DATA SHOWN START

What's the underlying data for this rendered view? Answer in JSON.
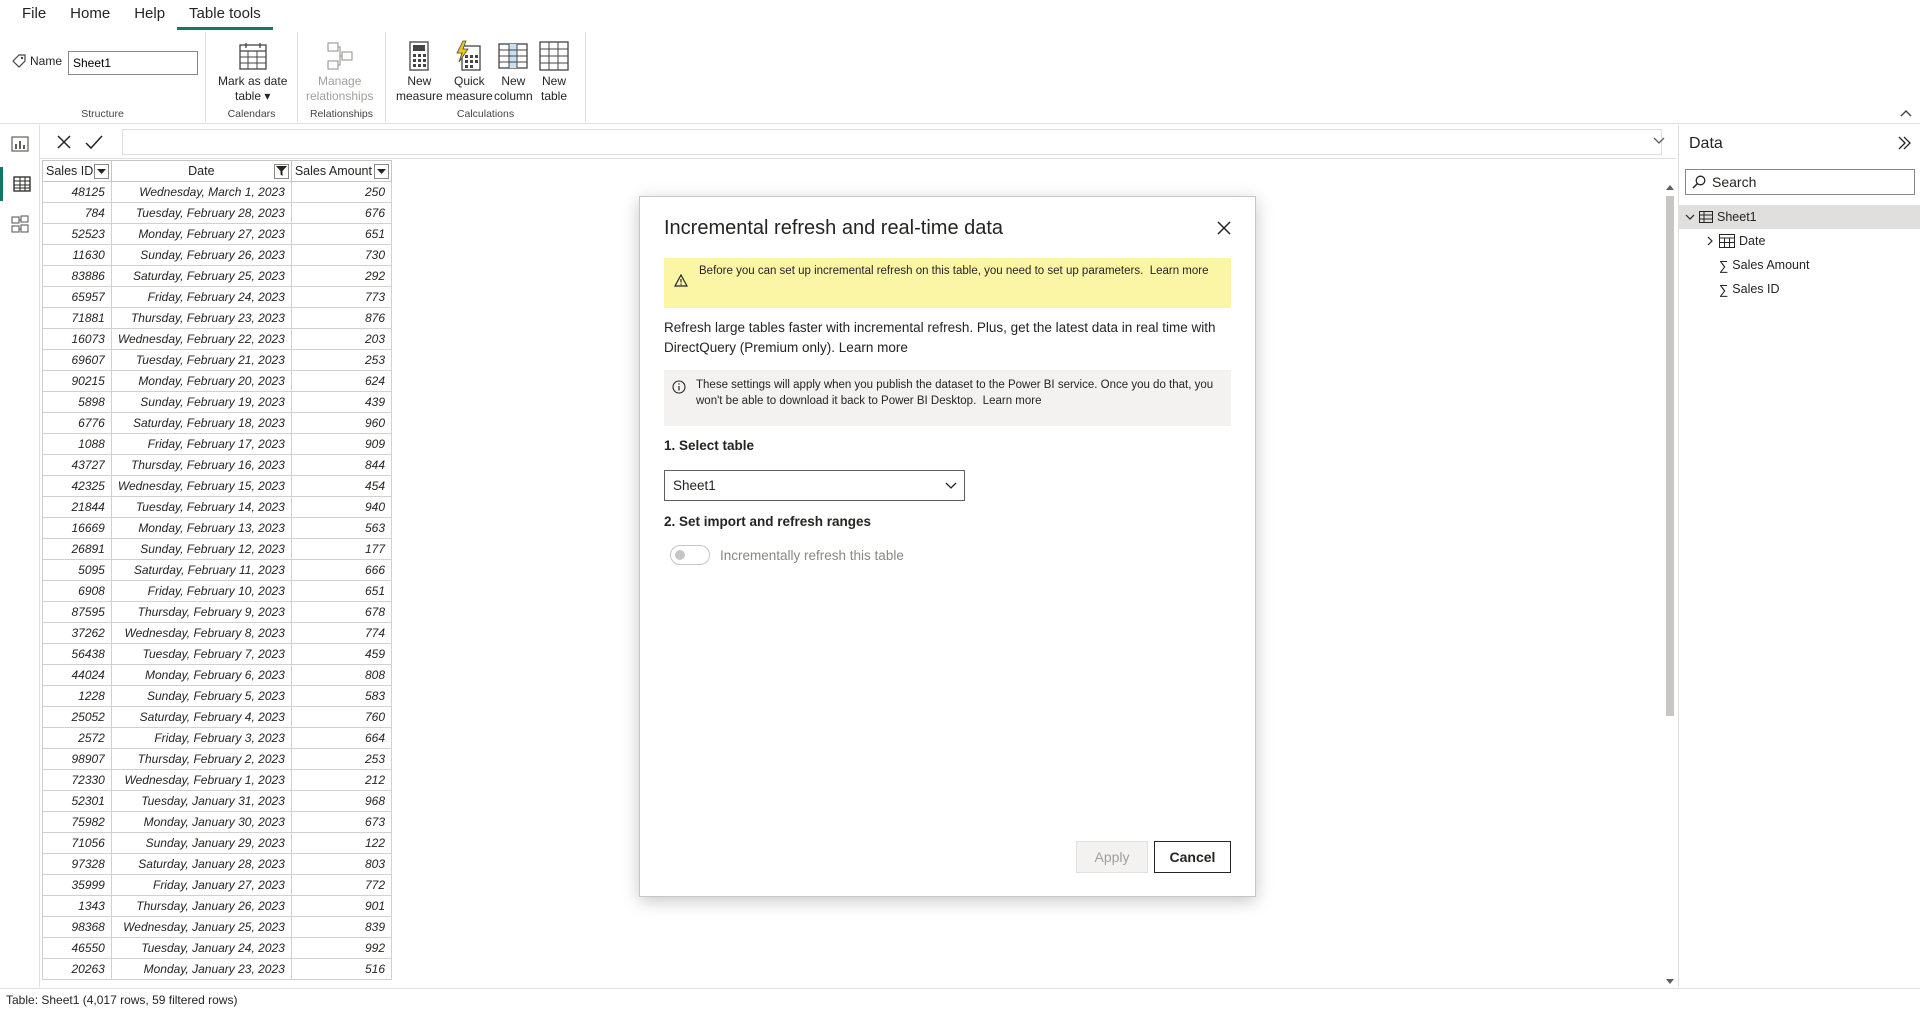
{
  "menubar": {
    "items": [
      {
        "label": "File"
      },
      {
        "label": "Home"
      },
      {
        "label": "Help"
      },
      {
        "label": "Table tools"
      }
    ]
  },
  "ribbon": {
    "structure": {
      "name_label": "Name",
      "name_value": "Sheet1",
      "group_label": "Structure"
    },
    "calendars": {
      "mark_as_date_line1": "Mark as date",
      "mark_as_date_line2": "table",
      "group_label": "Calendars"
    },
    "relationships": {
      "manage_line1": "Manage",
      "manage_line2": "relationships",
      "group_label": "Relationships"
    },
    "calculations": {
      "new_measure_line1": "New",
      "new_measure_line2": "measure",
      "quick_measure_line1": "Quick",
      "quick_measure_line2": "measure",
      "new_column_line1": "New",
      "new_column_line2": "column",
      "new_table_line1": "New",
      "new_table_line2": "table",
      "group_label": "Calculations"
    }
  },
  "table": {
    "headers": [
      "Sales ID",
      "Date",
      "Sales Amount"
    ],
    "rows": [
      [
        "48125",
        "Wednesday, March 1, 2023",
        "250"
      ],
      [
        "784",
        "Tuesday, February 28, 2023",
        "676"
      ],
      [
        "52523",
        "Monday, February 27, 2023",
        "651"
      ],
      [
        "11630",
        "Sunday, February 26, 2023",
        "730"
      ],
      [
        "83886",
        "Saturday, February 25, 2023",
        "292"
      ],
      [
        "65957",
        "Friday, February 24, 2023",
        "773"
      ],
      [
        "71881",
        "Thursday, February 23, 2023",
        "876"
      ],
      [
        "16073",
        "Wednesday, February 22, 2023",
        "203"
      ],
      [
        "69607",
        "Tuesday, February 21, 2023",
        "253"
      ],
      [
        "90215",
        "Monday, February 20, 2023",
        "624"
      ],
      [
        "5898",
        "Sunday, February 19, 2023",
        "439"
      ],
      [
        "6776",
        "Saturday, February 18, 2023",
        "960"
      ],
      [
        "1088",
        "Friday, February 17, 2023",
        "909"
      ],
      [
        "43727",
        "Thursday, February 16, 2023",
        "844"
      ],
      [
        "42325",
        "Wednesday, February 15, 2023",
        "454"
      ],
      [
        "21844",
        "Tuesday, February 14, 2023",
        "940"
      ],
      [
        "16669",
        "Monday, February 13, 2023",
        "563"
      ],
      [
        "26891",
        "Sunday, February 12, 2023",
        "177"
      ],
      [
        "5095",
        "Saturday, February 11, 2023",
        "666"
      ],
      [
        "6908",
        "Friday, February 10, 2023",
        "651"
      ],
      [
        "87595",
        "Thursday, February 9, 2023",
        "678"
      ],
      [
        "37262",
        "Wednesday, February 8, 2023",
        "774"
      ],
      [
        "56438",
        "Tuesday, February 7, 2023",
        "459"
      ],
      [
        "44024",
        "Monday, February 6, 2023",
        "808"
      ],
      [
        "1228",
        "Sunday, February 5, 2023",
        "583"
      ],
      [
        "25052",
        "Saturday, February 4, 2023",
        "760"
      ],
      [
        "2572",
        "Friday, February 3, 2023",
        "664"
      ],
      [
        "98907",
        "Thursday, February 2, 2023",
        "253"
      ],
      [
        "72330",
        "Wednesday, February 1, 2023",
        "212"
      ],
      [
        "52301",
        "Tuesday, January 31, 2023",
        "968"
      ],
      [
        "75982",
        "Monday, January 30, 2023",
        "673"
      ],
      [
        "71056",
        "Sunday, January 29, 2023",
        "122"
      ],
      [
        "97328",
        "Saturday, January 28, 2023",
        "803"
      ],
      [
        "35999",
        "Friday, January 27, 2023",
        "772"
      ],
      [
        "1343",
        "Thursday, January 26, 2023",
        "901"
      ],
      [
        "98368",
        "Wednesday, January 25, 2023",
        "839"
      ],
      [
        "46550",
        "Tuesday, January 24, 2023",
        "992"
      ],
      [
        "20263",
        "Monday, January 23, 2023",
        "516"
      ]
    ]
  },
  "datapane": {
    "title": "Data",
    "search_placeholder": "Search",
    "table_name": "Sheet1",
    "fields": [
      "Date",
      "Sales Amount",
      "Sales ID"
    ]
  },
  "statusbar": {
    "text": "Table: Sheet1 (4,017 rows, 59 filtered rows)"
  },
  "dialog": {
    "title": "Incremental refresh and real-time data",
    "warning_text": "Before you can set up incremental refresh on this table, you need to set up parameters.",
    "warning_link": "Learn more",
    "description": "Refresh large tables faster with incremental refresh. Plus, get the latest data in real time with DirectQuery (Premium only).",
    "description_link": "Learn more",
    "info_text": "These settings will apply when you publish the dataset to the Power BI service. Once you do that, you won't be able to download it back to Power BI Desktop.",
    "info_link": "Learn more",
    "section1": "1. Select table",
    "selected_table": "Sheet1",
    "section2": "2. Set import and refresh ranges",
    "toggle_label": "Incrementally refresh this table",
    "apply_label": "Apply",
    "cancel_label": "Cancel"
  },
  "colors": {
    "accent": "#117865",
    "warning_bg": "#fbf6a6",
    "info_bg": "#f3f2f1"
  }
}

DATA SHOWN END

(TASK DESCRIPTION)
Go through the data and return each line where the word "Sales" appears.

(ANSWER BOX)
      "Sales ID",
      "Sales Amount"
      "Sales Amount",
      "Sales ID"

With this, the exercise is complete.